**Problem to solve:** Your answer must restate the listing below word for word and contain no images.
= Beginning of Section =
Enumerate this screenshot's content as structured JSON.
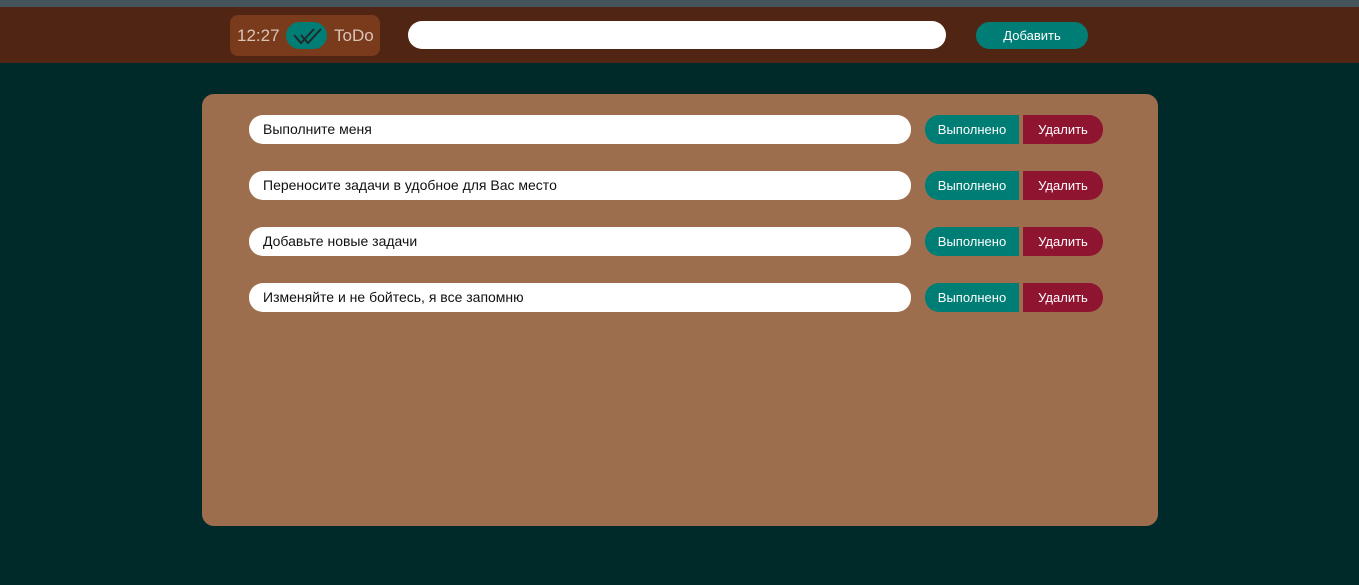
{
  "header": {
    "time": "12:27",
    "app_name": "ToDo",
    "check_icon": "double-check-icon",
    "input_value": "",
    "input_placeholder": "",
    "add_label": "Добавить"
  },
  "colors": {
    "header_bg": "#512514",
    "page_bg": "#002a29",
    "panel_bg": "#9c6e4d",
    "accent": "#007e75",
    "danger": "#8f1430"
  },
  "tasks": [
    {
      "text": "Выполните меня",
      "done_label": "Выполнено",
      "delete_label": "Удалить"
    },
    {
      "text": "Переносите задачи в удобное для Вас место",
      "done_label": "Выполнено",
      "delete_label": "Удалить"
    },
    {
      "text": "Добавьте новые задачи",
      "done_label": "Выполнено",
      "delete_label": "Удалить"
    },
    {
      "text": "Изменяйте и не бойтесь, я все запомню",
      "done_label": "Выполнено",
      "delete_label": "Удалить"
    }
  ]
}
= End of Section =
**Solution to this exercise:**
Enumerate this screenshot's content as structured JSON.
{
  "header": {
    "time": "12:27",
    "app_name": "ToDo",
    "check_icon": "double-check-icon",
    "input_value": "",
    "input_placeholder": "",
    "add_label": "Добавить"
  },
  "colors": {
    "header_bg": "#512514",
    "page_bg": "#002a29",
    "panel_bg": "#9c6e4d",
    "accent": "#007e75",
    "danger": "#8f1430"
  },
  "tasks": [
    {
      "text": "Выполните меня",
      "done_label": "Выполнено",
      "delete_label": "Удалить"
    },
    {
      "text": "Переносите задачи в удобное для Вас место",
      "done_label": "Выполнено",
      "delete_label": "Удалить"
    },
    {
      "text": "Добавьте новые задачи",
      "done_label": "Выполнено",
      "delete_label": "Удалить"
    },
    {
      "text": "Изменяйте и не бойтесь, я все запомню",
      "done_label": "Выполнено",
      "delete_label": "Удалить"
    }
  ]
}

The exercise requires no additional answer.